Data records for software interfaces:
□ □ □ □ □ □ □

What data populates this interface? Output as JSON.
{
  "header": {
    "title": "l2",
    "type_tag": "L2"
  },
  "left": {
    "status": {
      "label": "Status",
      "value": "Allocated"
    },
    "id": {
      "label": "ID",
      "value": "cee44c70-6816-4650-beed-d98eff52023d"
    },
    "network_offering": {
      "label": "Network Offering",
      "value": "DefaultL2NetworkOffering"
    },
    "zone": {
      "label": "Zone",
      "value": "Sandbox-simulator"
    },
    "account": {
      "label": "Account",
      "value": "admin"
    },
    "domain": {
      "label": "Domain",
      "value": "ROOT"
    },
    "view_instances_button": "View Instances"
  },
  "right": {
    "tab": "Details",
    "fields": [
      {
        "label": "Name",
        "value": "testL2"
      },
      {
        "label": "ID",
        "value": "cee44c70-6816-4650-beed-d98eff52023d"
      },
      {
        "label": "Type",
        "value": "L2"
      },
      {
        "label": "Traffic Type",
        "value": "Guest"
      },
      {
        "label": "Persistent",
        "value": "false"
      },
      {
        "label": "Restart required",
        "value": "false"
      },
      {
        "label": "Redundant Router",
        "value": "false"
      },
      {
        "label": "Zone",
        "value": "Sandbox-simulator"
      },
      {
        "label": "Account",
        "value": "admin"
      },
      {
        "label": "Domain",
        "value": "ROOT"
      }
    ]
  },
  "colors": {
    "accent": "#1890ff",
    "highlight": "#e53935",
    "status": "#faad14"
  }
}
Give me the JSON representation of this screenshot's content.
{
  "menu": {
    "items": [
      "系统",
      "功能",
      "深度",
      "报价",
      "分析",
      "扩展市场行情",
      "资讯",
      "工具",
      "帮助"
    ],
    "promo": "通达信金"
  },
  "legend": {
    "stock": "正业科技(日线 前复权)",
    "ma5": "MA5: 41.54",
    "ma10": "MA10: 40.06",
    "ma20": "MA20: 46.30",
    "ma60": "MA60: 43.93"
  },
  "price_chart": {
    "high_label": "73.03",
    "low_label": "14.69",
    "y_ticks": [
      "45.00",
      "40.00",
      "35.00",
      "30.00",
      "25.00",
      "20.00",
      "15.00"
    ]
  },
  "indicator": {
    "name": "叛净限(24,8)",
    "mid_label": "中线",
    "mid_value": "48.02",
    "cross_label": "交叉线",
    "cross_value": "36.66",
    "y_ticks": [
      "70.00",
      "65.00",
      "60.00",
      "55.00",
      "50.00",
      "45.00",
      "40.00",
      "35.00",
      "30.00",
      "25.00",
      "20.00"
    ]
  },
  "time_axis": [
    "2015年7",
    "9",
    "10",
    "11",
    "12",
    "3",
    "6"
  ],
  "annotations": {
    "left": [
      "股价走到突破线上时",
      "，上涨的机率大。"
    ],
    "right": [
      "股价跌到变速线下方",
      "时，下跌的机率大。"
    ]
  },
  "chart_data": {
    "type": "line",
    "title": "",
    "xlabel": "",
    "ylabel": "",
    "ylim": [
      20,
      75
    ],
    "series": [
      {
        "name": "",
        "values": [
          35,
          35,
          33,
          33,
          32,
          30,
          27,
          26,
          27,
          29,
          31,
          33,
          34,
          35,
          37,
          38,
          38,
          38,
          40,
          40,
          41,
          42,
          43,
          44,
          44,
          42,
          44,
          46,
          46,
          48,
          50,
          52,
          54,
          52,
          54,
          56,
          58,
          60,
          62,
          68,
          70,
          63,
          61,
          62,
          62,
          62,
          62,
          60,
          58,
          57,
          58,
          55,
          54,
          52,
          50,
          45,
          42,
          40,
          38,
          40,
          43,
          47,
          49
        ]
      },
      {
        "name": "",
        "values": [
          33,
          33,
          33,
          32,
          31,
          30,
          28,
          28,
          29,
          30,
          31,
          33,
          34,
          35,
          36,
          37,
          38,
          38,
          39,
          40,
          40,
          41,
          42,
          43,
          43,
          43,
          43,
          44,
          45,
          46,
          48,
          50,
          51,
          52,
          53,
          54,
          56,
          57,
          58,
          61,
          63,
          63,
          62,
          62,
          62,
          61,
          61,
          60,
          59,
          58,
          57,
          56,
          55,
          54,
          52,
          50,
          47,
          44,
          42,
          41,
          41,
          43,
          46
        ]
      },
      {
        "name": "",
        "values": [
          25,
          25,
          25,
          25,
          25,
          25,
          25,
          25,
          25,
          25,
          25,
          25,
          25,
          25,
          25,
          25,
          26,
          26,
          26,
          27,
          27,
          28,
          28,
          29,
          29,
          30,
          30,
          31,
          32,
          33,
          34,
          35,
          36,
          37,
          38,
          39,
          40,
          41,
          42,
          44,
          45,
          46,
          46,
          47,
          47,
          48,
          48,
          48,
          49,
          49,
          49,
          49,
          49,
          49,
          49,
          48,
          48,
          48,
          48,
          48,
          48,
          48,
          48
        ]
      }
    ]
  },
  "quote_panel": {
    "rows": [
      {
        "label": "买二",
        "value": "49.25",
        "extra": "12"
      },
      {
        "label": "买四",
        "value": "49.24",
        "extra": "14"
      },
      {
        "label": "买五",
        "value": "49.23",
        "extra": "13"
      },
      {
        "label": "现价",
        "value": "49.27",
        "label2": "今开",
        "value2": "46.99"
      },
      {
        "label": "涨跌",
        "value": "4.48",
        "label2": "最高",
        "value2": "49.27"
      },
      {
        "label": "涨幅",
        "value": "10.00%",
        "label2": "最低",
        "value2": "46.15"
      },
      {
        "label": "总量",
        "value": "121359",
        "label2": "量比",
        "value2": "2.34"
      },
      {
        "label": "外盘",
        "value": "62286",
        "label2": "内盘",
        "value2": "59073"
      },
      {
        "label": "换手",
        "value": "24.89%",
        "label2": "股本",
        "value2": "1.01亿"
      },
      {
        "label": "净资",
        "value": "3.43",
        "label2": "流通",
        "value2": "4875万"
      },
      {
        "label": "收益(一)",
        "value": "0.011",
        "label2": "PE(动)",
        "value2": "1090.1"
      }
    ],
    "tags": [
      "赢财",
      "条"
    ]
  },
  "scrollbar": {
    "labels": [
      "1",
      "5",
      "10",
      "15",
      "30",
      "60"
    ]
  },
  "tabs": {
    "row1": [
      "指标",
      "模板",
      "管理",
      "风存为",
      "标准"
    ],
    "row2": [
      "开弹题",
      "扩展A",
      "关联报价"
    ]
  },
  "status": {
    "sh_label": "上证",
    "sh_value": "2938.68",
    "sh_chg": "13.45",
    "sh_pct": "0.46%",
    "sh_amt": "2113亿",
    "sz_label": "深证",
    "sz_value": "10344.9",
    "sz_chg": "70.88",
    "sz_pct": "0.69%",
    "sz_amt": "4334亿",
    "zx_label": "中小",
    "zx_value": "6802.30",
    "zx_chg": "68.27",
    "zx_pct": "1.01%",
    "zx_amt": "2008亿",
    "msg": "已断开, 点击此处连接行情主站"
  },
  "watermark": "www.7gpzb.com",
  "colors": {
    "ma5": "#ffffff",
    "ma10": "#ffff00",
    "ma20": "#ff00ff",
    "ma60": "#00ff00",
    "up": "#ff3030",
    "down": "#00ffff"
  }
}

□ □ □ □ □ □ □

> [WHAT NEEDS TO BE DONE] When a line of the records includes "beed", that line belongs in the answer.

> [RESULT OF THE TASK]
      "value": "cee44c70-6816-4650-beed-d98eff52023d"
        "value": "cee44c70-6816-4650-beed-d98eff52023d"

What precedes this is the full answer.